## Information provided
::::::
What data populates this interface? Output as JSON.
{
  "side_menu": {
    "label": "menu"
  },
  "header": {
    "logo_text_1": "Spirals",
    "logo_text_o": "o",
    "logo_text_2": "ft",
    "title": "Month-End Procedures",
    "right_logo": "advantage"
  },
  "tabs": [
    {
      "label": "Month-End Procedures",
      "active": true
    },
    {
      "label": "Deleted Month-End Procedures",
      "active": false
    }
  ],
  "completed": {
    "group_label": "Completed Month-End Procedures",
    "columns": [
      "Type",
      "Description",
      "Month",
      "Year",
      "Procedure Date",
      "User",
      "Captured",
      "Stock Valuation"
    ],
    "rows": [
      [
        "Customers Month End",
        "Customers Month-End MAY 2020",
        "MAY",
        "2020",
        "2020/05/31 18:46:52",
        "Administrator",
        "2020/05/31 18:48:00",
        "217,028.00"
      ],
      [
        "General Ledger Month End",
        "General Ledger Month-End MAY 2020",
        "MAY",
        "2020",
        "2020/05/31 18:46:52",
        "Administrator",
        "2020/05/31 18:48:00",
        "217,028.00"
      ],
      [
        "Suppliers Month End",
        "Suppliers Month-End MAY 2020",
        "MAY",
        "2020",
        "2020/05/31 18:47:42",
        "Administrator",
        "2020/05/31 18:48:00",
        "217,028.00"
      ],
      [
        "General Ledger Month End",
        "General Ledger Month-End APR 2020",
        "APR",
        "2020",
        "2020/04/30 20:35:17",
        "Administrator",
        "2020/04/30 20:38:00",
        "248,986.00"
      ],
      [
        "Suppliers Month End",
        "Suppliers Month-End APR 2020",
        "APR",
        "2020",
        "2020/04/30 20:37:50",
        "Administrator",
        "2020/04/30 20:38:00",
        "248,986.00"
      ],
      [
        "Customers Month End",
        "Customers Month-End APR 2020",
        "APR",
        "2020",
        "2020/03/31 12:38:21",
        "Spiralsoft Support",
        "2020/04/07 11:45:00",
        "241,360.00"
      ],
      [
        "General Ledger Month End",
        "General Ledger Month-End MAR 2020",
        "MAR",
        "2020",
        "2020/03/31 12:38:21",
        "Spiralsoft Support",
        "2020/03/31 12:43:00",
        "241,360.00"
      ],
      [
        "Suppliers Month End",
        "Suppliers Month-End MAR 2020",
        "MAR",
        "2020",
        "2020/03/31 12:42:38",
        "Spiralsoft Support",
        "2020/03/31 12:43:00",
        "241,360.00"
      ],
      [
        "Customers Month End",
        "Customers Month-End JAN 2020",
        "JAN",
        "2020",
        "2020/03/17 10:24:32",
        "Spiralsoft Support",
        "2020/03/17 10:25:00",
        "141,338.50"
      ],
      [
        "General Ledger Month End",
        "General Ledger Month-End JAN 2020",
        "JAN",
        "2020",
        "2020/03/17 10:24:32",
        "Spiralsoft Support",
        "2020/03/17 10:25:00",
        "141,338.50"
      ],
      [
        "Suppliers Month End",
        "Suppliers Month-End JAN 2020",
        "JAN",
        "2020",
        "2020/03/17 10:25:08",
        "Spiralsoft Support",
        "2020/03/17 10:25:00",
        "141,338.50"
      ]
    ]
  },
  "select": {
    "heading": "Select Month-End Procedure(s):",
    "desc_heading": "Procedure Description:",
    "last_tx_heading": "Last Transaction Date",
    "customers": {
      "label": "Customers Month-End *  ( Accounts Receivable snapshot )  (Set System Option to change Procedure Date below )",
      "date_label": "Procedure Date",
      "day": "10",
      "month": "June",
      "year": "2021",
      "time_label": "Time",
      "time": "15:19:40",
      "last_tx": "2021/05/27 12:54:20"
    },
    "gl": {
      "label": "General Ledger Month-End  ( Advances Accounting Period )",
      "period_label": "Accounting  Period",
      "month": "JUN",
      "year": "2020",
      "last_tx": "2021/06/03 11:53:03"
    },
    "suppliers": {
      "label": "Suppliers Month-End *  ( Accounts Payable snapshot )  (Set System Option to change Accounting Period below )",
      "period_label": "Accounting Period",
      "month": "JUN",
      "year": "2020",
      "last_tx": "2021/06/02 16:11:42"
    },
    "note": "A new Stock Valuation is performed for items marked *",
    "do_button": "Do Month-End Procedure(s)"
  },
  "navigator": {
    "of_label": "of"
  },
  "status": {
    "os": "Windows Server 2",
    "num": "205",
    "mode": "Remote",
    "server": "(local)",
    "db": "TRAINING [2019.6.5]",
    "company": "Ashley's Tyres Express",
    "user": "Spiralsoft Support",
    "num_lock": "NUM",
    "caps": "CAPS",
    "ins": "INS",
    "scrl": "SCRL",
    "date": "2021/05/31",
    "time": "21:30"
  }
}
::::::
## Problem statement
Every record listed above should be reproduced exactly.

## Expected output
What data populates this interface? Output as JSON.
{
  "side_menu": {
    "label": "menu"
  },
  "header": {
    "logo_text_1": "Spirals",
    "logo_text_o": "o",
    "logo_text_2": "ft",
    "title": "Month-End Procedures",
    "right_logo": "advantage"
  },
  "tabs": [
    {
      "label": "Month-End Procedures",
      "active": true
    },
    {
      "label": "Deleted Month-End Procedures",
      "active": false
    }
  ],
  "completed": {
    "group_label": "Completed Month-End Procedures",
    "columns": [
      "Type",
      "Description",
      "Month",
      "Year",
      "Procedure Date",
      "User",
      "Captured",
      "Stock Valuation"
    ],
    "rows": [
      [
        "Customers Month End",
        "Customers Month-End MAY 2020",
        "MAY",
        "2020",
        "2020/05/31 18:46:52",
        "Administrator",
        "2020/05/31 18:48:00",
        "217,028.00"
      ],
      [
        "General Ledger Month End",
        "General Ledger Month-End MAY 2020",
        "MAY",
        "2020",
        "2020/05/31 18:46:52",
        "Administrator",
        "2020/05/31 18:48:00",
        "217,028.00"
      ],
      [
        "Suppliers Month End",
        "Suppliers Month-End MAY 2020",
        "MAY",
        "2020",
        "2020/05/31 18:47:42",
        "Administrator",
        "2020/05/31 18:48:00",
        "217,028.00"
      ],
      [
        "General Ledger Month End",
        "General Ledger Month-End APR 2020",
        "APR",
        "2020",
        "2020/04/30 20:35:17",
        "Administrator",
        "2020/04/30 20:38:00",
        "248,986.00"
      ],
      [
        "Suppliers Month End",
        "Suppliers Month-End APR 2020",
        "APR",
        "2020",
        "2020/04/30 20:37:50",
        "Administrator",
        "2020/04/30 20:38:00",
        "248,986.00"
      ],
      [
        "Customers Month End",
        "Customers Month-End APR 2020",
        "APR",
        "2020",
        "2020/03/31 12:38:21",
        "Spiralsoft Support",
        "2020/04/07 11:45:00",
        "241,360.00"
      ],
      [
        "General Ledger Month End",
        "General Ledger Month-End MAR 2020",
        "MAR",
        "2020",
        "2020/03/31 12:38:21",
        "Spiralsoft Support",
        "2020/03/31 12:43:00",
        "241,360.00"
      ],
      [
        "Suppliers Month End",
        "Suppliers Month-End MAR 2020",
        "MAR",
        "2020",
        "2020/03/31 12:42:38",
        "Spiralsoft Support",
        "2020/03/31 12:43:00",
        "241,360.00"
      ],
      [
        "Customers Month End",
        "Customers Month-End JAN 2020",
        "JAN",
        "2020",
        "2020/03/17 10:24:32",
        "Spiralsoft Support",
        "2020/03/17 10:25:00",
        "141,338.50"
      ],
      [
        "General Ledger Month End",
        "General Ledger Month-End JAN 2020",
        "JAN",
        "2020",
        "2020/03/17 10:24:32",
        "Spiralsoft Support",
        "2020/03/17 10:25:00",
        "141,338.50"
      ],
      [
        "Suppliers Month End",
        "Suppliers Month-End JAN 2020",
        "JAN",
        "2020",
        "2020/03/17 10:25:08",
        "Spiralsoft Support",
        "2020/03/17 10:25:00",
        "141,338.50"
      ]
    ]
  },
  "select": {
    "heading": "Select Month-End Procedure(s):",
    "desc_heading": "Procedure Description:",
    "last_tx_heading": "Last Transaction Date",
    "customers": {
      "label": "Customers Month-End *  ( Accounts Receivable snapshot )  (Set System Option to change Procedure Date below )",
      "date_label": "Procedure Date",
      "day": "10",
      "month": "June",
      "year": "2021",
      "time_label": "Time",
      "time": "15:19:40",
      "last_tx": "2021/05/27 12:54:20"
    },
    "gl": {
      "label": "General Ledger Month-End  ( Advances Accounting Period )",
      "period_label": "Accounting  Period",
      "month": "JUN",
      "year": "2020",
      "last_tx": "2021/06/03 11:53:03"
    },
    "suppliers": {
      "label": "Suppliers Month-End *  ( Accounts Payable snapshot )  (Set System Option to change Accounting Period below )",
      "period_label": "Accounting Period",
      "month": "JUN",
      "year": "2020",
      "last_tx": "2021/06/02 16:11:42"
    },
    "note": "A new Stock Valuation is performed for items marked *",
    "do_button": "Do Month-End Procedure(s)"
  },
  "navigator": {
    "of_label": "of"
  },
  "status": {
    "os": "Windows Server 2",
    "num": "205",
    "mode": "Remote",
    "server": "(local)",
    "db": "TRAINING [2019.6.5]",
    "company": "Ashley's Tyres Express",
    "user": "Spiralsoft Support",
    "num_lock": "NUM",
    "caps": "CAPS",
    "ins": "INS",
    "scrl": "SCRL",
    "date": "2021/05/31",
    "time": "21:30"
  }
}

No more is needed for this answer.